Five games into the 2013 season, Vancouver Whitecaps FC midfielder Russell Teibert already has as many starts as he had all year in 2012.
That number would be one.
After back-to-back 2-1 road losses to the Houston Dynamo and Chivas USA, head coach Martin Rennie elected to make three changes to his starting lineup for this past Saturday's game with the San Jose Earthquakes, and Teibert was one of the beneficiaries.
The 20-year-old Niagara Falls, Ontario, native played 68 minutes in the 1-1 draw in a central midfield role and used the ball intelligently with his cultured left foot.
While largely playing as a left winger with the Whitecaps during his time with the residency program, he was converted into a left fullback under interim head coach Tom Soehn in 2011.
Going into this season, it seems as if Rennie has decided Teibert’s best position might be centrally rather than as a wide player.
“I’ve been reinventing myself,” Teibert told Vancouver radio station TEAM 1410 following Saturday’s match. “I’ve been working a lot off the field and doing a lot of work on the side. I’ve changed my game a lot.”

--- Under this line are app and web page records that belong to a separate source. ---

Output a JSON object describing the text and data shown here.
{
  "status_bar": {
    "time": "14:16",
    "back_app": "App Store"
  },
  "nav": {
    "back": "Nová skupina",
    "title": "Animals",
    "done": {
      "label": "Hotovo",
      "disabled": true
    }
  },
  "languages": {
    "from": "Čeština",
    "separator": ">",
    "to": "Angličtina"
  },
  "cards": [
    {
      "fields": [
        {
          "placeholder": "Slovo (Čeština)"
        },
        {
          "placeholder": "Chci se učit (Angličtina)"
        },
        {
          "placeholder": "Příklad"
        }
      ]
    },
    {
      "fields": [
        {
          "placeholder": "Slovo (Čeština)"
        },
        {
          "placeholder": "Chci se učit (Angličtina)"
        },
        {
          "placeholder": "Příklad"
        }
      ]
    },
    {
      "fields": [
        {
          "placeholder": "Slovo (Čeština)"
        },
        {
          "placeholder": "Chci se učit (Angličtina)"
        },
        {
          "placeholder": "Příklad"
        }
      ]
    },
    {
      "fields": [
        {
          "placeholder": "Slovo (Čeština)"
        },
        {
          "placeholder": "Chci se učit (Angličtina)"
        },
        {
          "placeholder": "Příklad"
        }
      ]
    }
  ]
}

As he makes that transition to a new position, the young Canadian international is taking full advantage of playing alongside Nigel Reo-Coker, who has played centrally in the English Premier League.
“He’s a mentor on and off the field,” Teibert said of Reo-Coker on the post-match radio broadcast. “You learn so many lessons from him – how he carries himself as a pro off the field, and how he comes into training – how he’s the first one there and usually the last one to leave. He’s a great pro and a great mentor that I definitely look up to.”
The admiration goes both ways, with the Englishman reiterating his belief that Teibert can one day play at the highest levels of the game.
“I look at Russell as my brother,” Reo-Coker said. “That kid is a fantastic kid. I spend a lot of time with him on and off the field. The enthusiasm he has, the ability he has, is fantastic.
“His ability is fantastic and I try and help him – he’s always looking to improve his game. He’s a great footballer and when he comes into the midfield he brings a new dimension to us. He’s got the ability to dribble and get past players and make openings happen.
“I think the more he plays, the better he’s going to become, the more he’s going to learn about the art of playing in central midfield.”